“they say the most important days in your life are the day you were born and the day you realize why you were born.” ~ Viola Davis, 2012 Critic’s Choice Best Actress Winner and Academy Award winner.

taking it a step further:

  • FAST from discriminatory behavior today towards other people (no matter where they’re from, who they are, what religion they belong to, political affiliation, or the way they look.)
  • PRAY for the inner strength that comes from knowing who you are and the conviction to pursue your goals no matter what others think.
  • GIVE at least 15 minutes to thinking about a long-term goal and a definitive step you can take toward it this week.

today’s words & challenges have got my brain running around in circles. my thoughts are all over the place, and i haven’t the time to write down everything i’m thinking. so, i’m just gonna spit stuff out…

when i think about discrimination today, i immediately think of the story of trayvon martin, a 17 year old teenager from florida who was murdered in february. why? most likely because he was black. by who? a police officer, nonetheless. seriously. it’s 2012 and discrimination is alive & well. regardless of whether the police officer is guilty of a hate crime or not (and it looks like he is), the outcry from american citizens and the flood of tough questions found all over social media sites points out the truth that discrimination is still around. even today. and that makes me sad. and freaking angry. read this news article to find out more about trayvon’s story.
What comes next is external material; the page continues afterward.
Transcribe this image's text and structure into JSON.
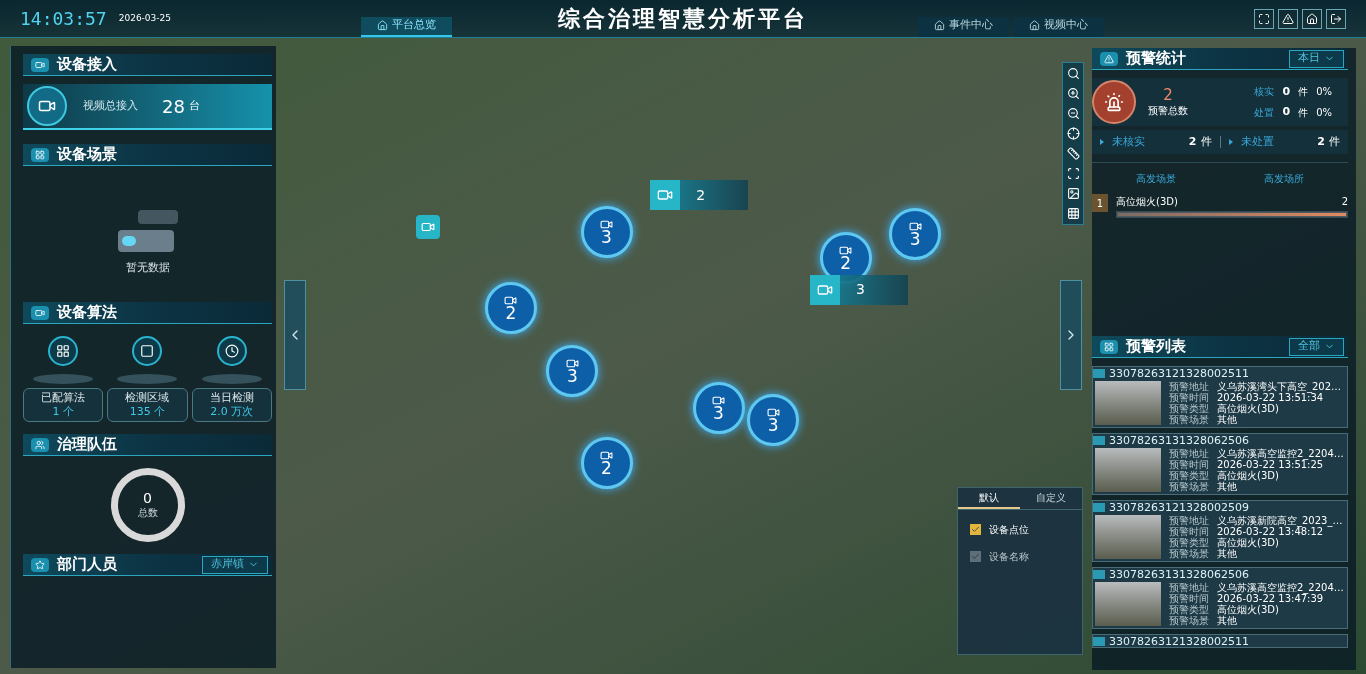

i could be in danger for being married to a woman were i living in another country that punished or killed people for being in same-sex relationships (not to say that hate crimes against LGBT people don’t happen here or everywhere. they do). but, i have been lucky and blessed so far.

in high school, i was thrown against a wall of lockers by big guys who were not white because my high school was having horrible issues with race relations at one point. there were protests and people refused to go to school, including me after that incident. there was discrimination all over the place that year.

and, of course, i have met some people who questioned my ability to be a minister because either i was a woman, or married to a woman, or both. those people say things like: women should be silent. women can’t be ministers. don’t’ have authority. don’t command respect. can’t be used by God. and, in some churches, women who love women are immediately cast from ministry, regardless of their gifts for ministry; even if they had been in ministry before. like me.

so, yes. i have been affected by discrimination in different ways. i’m sure you all have your own stories too. but, i don’t think i’ve ever been hunted down because i who i am. for most of us, i dare say that being true to ourselves does not involve us putting our lives on the line on a daily basis. or maybe it does & i’m just oblivious. for me, at least at this point in my life, it’s more of an inner struggle with myself. i can’t do anything about the fact that i am a white woman in love with a woman. that’s just me. but, what i can choose, is how i live my life… from my soul, reaching for my goals. or not.

so, today, i’m gonna spend some time thinking about those goals and recommitting myself to one of them. and make a plan to see that goal through. and all along the way, i am going to remember that each of us have our own goals, each of us are unique, and we all (and i mean all!) deserve a chance to listen to our souls, find support & love from people around us, dream big and chase our goals… as we seek to become who we were meant to be.

so, go ahead. start pondering why you were born… what amazing gift do you have to share with the world?

love for all. peace.